■ **WHAT TO WORK ON**
Hunt through the entries for the word "JSON" and copy each line in which it appears.
= = = =
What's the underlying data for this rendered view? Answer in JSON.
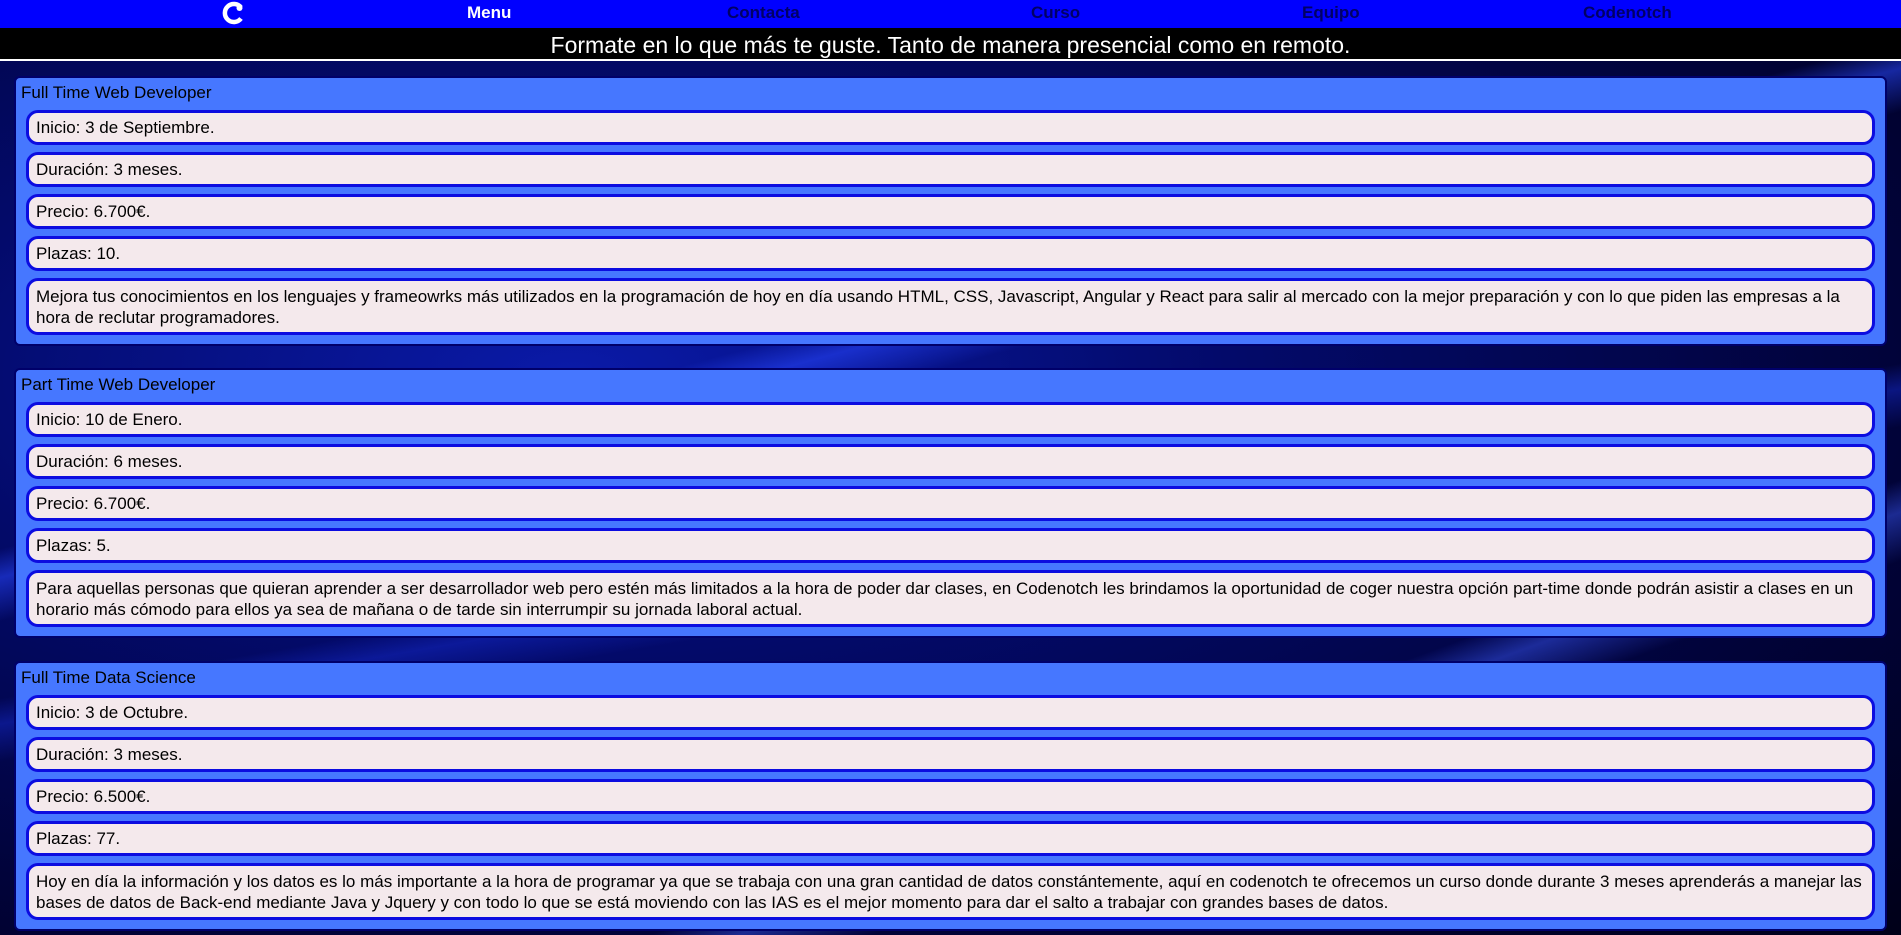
{
  "nav": {
    "logo_icon": "codenotch-c-logo-icon",
    "menu_label": "Menu",
    "contacta_label": "Contacta",
    "curso_label": "Curso",
    "equipo_label": "Equipo",
    "codenotch_label": "Codenotch"
  },
  "tagline": "Formate en lo que más te guste. Tanto de manera presencial como en remoto.",
  "courses": [
    {
      "title": "Full Time Web Developer",
      "inicio": "Inicio: 3 de Septiembre.",
      "duracion": "Duración: 3 meses.",
      "precio": "Precio: 6.700€.",
      "plazas": "Plazas: 10.",
      "descripcion": "Mejora tus conocimientos en los lenguajes y frameowrks más utilizados en la programación de hoy en día usando HTML, CSS, Javascript, Angular y React para salir al mercado con la mejor preparación y con lo que piden las empresas a la hora de reclutar programadores."
    },
    {
      "title": "Part Time Web Developer",
      "inicio": "Inicio: 10 de Enero.",
      "duracion": "Duración: 6 meses.",
      "precio": "Precio: 6.700€.",
      "plazas": "Plazas: 5.",
      "descripcion": "Para aquellas personas que quieran aprender a ser desarrollador web pero estén más limitados a la hora de poder dar clases, en Codenotch les brindamos la oportunidad de coger nuestra opción part-time donde podrán asistir a clases en un horario más cómodo para ellos ya sea de mañana o de tarde sin interrumpir su jornada laboral actual."
    },
    {
      "title": "Full Time Data Science",
      "inicio": "Inicio: 3 de Octubre.",
      "duracion": "Duración: 3 meses.",
      "precio": "Precio: 6.500€.",
      "plazas": "Plazas: 77.",
      "descripcion": "Hoy en día la información y los datos es lo más importante a la hora de programar ya que se trabaja con una gran cantidad de datos constántemente, aquí en codenotch te ofrecemos un curso donde durante 3 meses aprenderás a manejar las bases de datos de Back-end mediante Java y Jquery y con todo lo que se está moviendo con las IAS es el mejor momento para dar el salto a trabajar con grandes bases de datos."
    }
  ],
  "colors": {
    "navbar": "#0000ff",
    "card_background": "#4677ff",
    "field_background": "#f4e9ec",
    "field_border": "#0c0ce0"
  }
}
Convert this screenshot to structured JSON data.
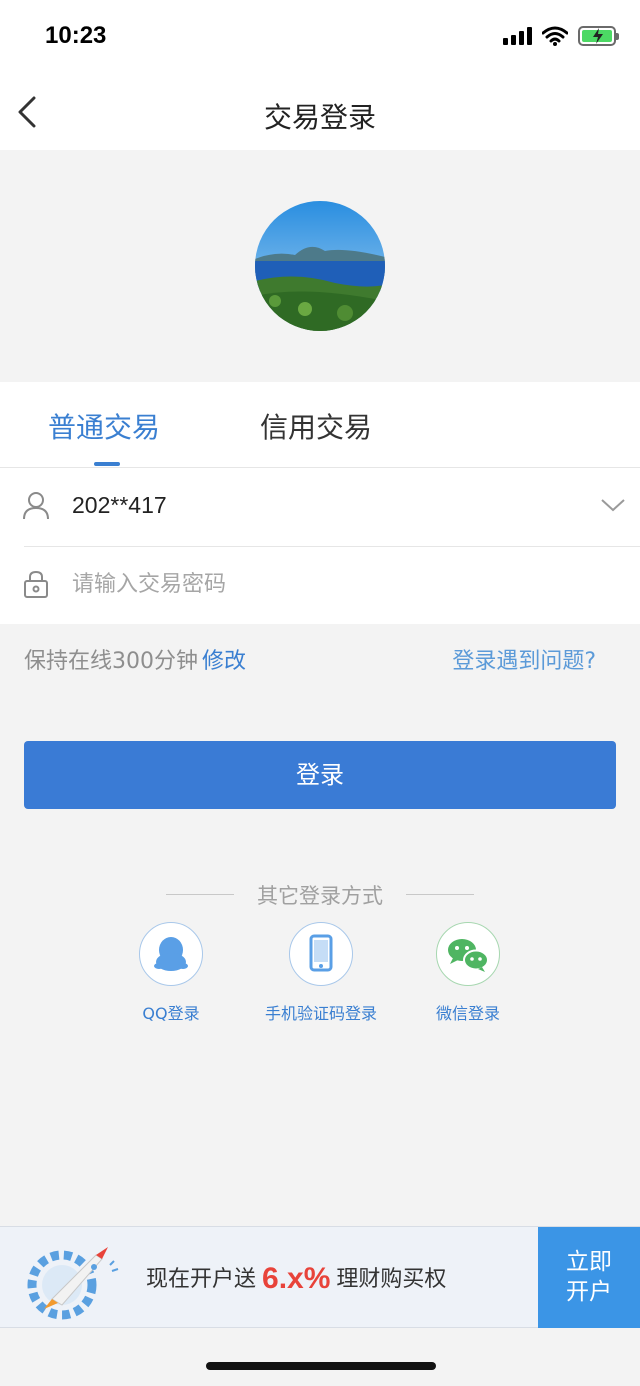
{
  "status_bar": {
    "time": "10:23"
  },
  "nav": {
    "title": "交易登录"
  },
  "tabs": [
    {
      "label": "普通交易",
      "active": true
    },
    {
      "label": "信用交易",
      "active": false
    }
  ],
  "form": {
    "account_value": "202**417",
    "password_placeholder": "请输入交易密码"
  },
  "session": {
    "keep_online_text": "保持在线300分钟",
    "modify_label": "修改",
    "trouble_label": "登录遇到问题?"
  },
  "login_button": "登录",
  "other_login": {
    "title": "其它登录方式",
    "options": [
      {
        "label": "QQ登录",
        "icon": "qq-icon"
      },
      {
        "label": "手机验证码登录",
        "icon": "phone-icon"
      },
      {
        "label": "微信登录",
        "icon": "wechat-icon"
      }
    ]
  },
  "banner": {
    "text_before": "现在开户送",
    "highlight": "6.x%",
    "text_after": "理财购买权",
    "button_line1": "立即",
    "button_line2": "开户"
  },
  "colors": {
    "accent": "#3a7bd5",
    "highlight": "#e8433a",
    "banner_button": "#3b95e6"
  }
}
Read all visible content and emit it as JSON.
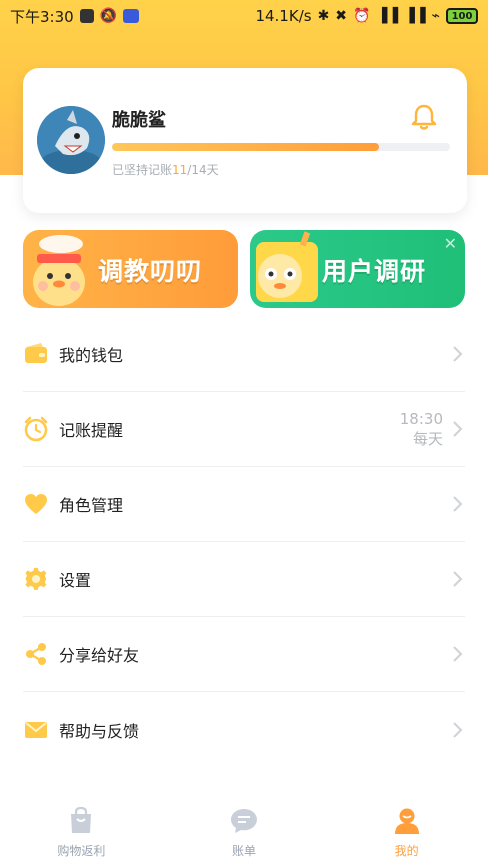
{
  "status_bar": {
    "time": "下午3:30",
    "net_speed": "14.1K/s",
    "battery": "100"
  },
  "profile": {
    "username": "脆脆鲨",
    "progress": 0.79,
    "streak_prefix": "已坚持记账",
    "streak_current": "11",
    "streak_total": "/14天"
  },
  "banners": [
    {
      "label": "调教叨叨",
      "color": "#ffa63e"
    },
    {
      "label": "用户调研",
      "color": "#22c47f"
    }
  ],
  "menu": [
    {
      "label": "我的钱包",
      "icon": "wallet-icon"
    },
    {
      "label": "记账提醒",
      "icon": "alarm-clock-icon",
      "meta_time": "18:30",
      "meta_repeat": "每天"
    },
    {
      "label": "角色管理",
      "icon": "heart-icon"
    },
    {
      "label": "设置",
      "icon": "gear-icon"
    },
    {
      "label": "分享给好友",
      "icon": "share-icon"
    },
    {
      "label": "帮助与反馈",
      "icon": "envelope-icon"
    }
  ],
  "tabs": [
    {
      "label": "购物返利",
      "icon": "shopping-bag-icon"
    },
    {
      "label": "账单",
      "icon": "chat-bubble-icon"
    },
    {
      "label": "我的",
      "icon": "user-icon",
      "active": true
    }
  ],
  "colors": {
    "accent": "#ffa82e",
    "header_bg": "#ffc646",
    "green": "#22c47f",
    "muted": "#a8adb5"
  }
}
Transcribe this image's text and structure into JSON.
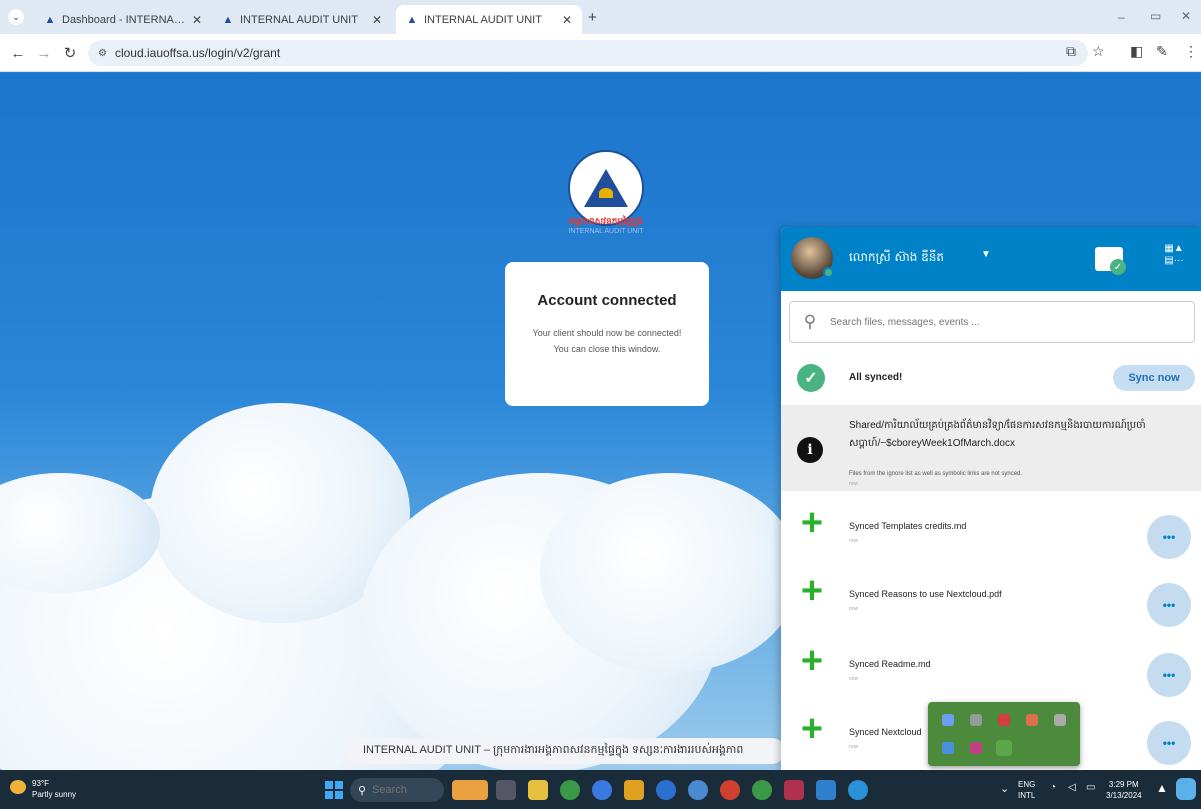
{
  "browser": {
    "tabs": [
      {
        "title": "Dashboard - INTERNAL AUDIT UN"
      },
      {
        "title": "INTERNAL AUDIT UNIT"
      },
      {
        "title": "INTERNAL AUDIT UNIT"
      }
    ],
    "new_tab_label": "+",
    "url": "cloud.iauoffsa.us/login/v2/grant",
    "minimize": "–",
    "restore": "▭",
    "close": "✕"
  },
  "logo": {
    "khmer_text": "អង្គភាពសវនកម្មផ្ទៃក្នុង",
    "english_text": "INTERNAL AUDIT UNIT"
  },
  "card": {
    "title": "Account connected",
    "line1": "Your client should now be connected!",
    "line2": "You can close this window."
  },
  "ticker": {
    "text": "INTERNAL AUDIT UNIT – ក្រុមការងារអង្គភាពសវនកម្មផ្ទៃក្នុង ទស្សនៈការងាររបស់អង្គភាព"
  },
  "panel": {
    "user_name": "លោកស្រី ស៊ាង ឌីនីត",
    "search_placeholder": "Search files, messages, events ...",
    "sync_status": "All synced!",
    "sync_button": "Sync now",
    "warning": {
      "path": "Shared/ការិយាល័យគ្រប់គ្រងព័ត៌មានវិទ្យា/ផែនការសវនកម្មនិងរបាយការណ៍ប្រចាំសប្តាហ៍/~$cboreyWeek1OfMarch.docx",
      "message": "Files from the ignore list as well as symbolic links are not synced.",
      "time": "now"
    },
    "activities": [
      {
        "text": "Synced Templates credits.md",
        "time": "now"
      },
      {
        "text": "Synced Reasons to use Nextcloud.pdf",
        "time": "now"
      },
      {
        "text": "Synced Readme.md",
        "time": "now"
      },
      {
        "text": "Synced Nextcloud",
        "time": "now"
      }
    ],
    "more_label": "•••"
  },
  "taskbar": {
    "temp": "93°F",
    "weather": "Partly sunny",
    "search_placeholder": "Search",
    "lang1": "ENG",
    "lang2": "INTL",
    "time": "3:29 PM",
    "date": "3/13/2024"
  }
}
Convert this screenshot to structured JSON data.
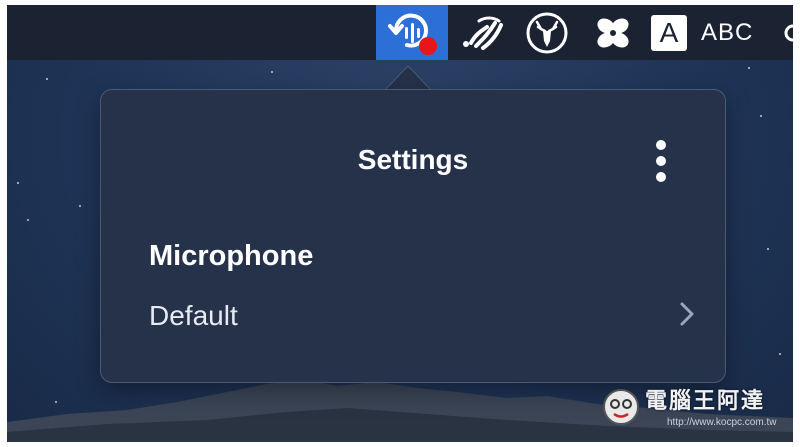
{
  "menubar": {
    "items": [
      {
        "name": "recorder-app-icon",
        "active": true
      },
      {
        "name": "audio-waves-icon"
      },
      {
        "name": "deer-app-icon"
      },
      {
        "name": "pinwheel-app-icon"
      },
      {
        "name": "input-source-icon",
        "label": "A"
      }
    ],
    "input_source_text": "ABC",
    "recording_indicator_color": "#e8161b",
    "active_color": "#2c6fd7"
  },
  "popover": {
    "title": "Settings",
    "more_icon": "vertical-ellipsis-icon",
    "sections": [
      {
        "label": "Microphone",
        "value": "Default",
        "icon": "chevron-right-icon"
      }
    ]
  },
  "watermark": {
    "text": "電腦王阿達",
    "url": "http://www.kocpc.com.tw"
  }
}
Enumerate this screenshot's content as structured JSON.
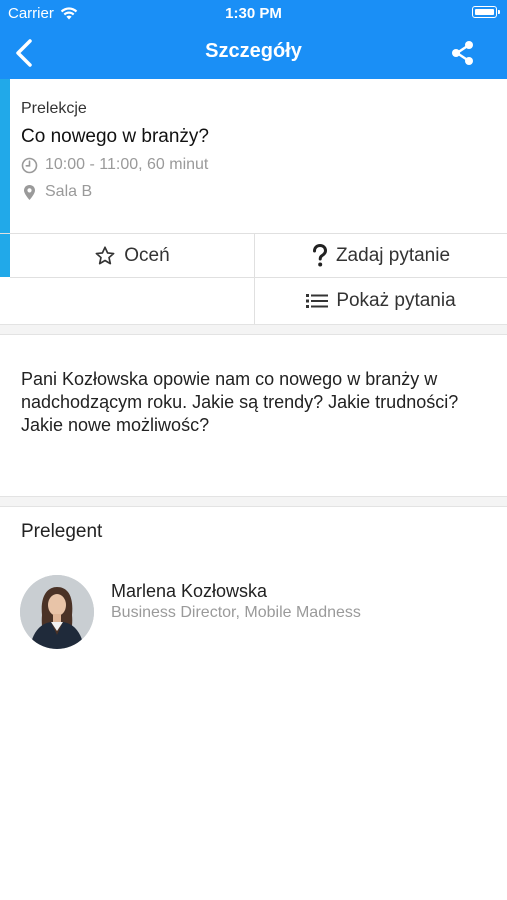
{
  "status_bar": {
    "carrier": "Carrier",
    "time": "1:30 PM"
  },
  "nav": {
    "title": "Szczegóły",
    "back_icon": "chevron-left-icon",
    "share_icon": "share-icon"
  },
  "session": {
    "category": "Prelekcje",
    "title": "Co nowego w branży?",
    "time": "10:00 - 11:00, 60 minut",
    "room": "Sala B"
  },
  "actions": {
    "rate": "Oceń",
    "ask": "Zadaj pytanie",
    "show_questions": "Pokaż pytania"
  },
  "description": "Pani Kozłowska opowie nam co nowego w branży w nadchodzącym roku. Jakie są trendy? Jakie trudności? Jakie nowe możliwośc?",
  "speaker_section": {
    "title": "Prelegent",
    "name": "Marlena Kozłowska",
    "role": "Business Director, Mobile Madness"
  },
  "colors": {
    "nav_background": "#1a8ff6",
    "accent": "#21a9e9"
  }
}
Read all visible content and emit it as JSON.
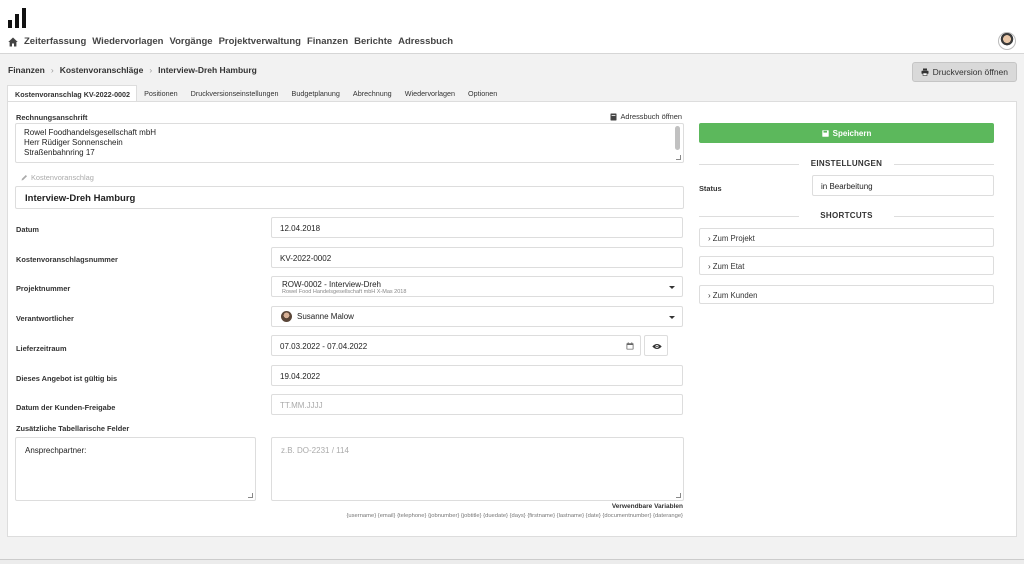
{
  "nav": {
    "items": [
      "Zeiterfassung",
      "Wiedervorlagen",
      "Vorgänge",
      "Projektverwaltung",
      "Finanzen",
      "Berichte",
      "Adressbuch"
    ]
  },
  "breadcrumb": [
    "Finanzen",
    "Kostenvoranschläge",
    "Interview-Dreh Hamburg"
  ],
  "print_button": "Druckversion öffnen",
  "tabs": [
    "Kostenvoranschlag KV-2022-0002",
    "Positionen",
    "Druckversionseinstellungen",
    "Budgetplanung",
    "Abrechnung",
    "Wiedervorlagen",
    "Optionen"
  ],
  "form": {
    "billing_label": "Rechnungsanschrift",
    "addressbook_link": "Adressbuch öffnen",
    "billing_lines": [
      "Rowel Foodhandelsgesellschaft mbH",
      "Herr Rüdiger Sonnenschein",
      "Straßenbahnring 17"
    ],
    "kv_label": "Kostenvoranschlag",
    "kv_title": "Interview-Dreh Hamburg",
    "date_label": "Datum",
    "date_value": "12.04.2018",
    "number_label": "Kostenvoranschlagsnummer",
    "number_value": "KV-2022-0002",
    "project_label": "Projektnummer",
    "project_value": "ROW-0002 - Interview-Dreh",
    "project_sub": "Rowel Food Handelsgesellschaft mbH X-Mas 2018",
    "responsible_label": "Verantwortlicher",
    "responsible_value": "Susanne Malow",
    "delivery_label": "Lieferzeitraum",
    "delivery_value": "07.03.2022 - 07.04.2022",
    "valid_label": "Dieses Angebot ist gültig bis",
    "valid_value": "19.04.2022",
    "approval_label": "Datum der Kunden-Freigabe",
    "approval_placeholder": "TT.MM.JJJJ",
    "extra_label": "Zusätzliche Tabellarische Felder",
    "extra_key": "Ansprechpartner:",
    "extra_placeholder": "z.B. DO-2231 / 114",
    "vars_title": "Verwendbare Variablen",
    "vars": "{username} {email} {telephone} {jobnumber} {jobtitle} {duedate} {days} {firstname} {lastname} {date} {documentnumber} {daterange}"
  },
  "sidebar": {
    "save": "Speichern",
    "settings_heading": "EINSTELLUNGEN",
    "status_label": "Status",
    "status_value": "in Bearbeitung",
    "shortcuts_heading": "SHORTCUTS",
    "shortcuts": [
      "Zum Projekt",
      "Zum Etat",
      "Zum Kunden"
    ]
  },
  "colors": {
    "save": "#5cb85c",
    "accent_bg": "#f2f2f2"
  }
}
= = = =
■ **SOLUTION FOR THIS PROBLEM**
What's the underlying data for this rendered view? Answer in JSON.
Convert this screenshot to structured JSON data.
Read all visible content and emit it as JSON.
Transcribe this image's text and structure into JSON.
Convert this screenshot to structured JSON data.
Enumerate this screenshot's content as structured JSON.
Read all visible content and emit it as JSON.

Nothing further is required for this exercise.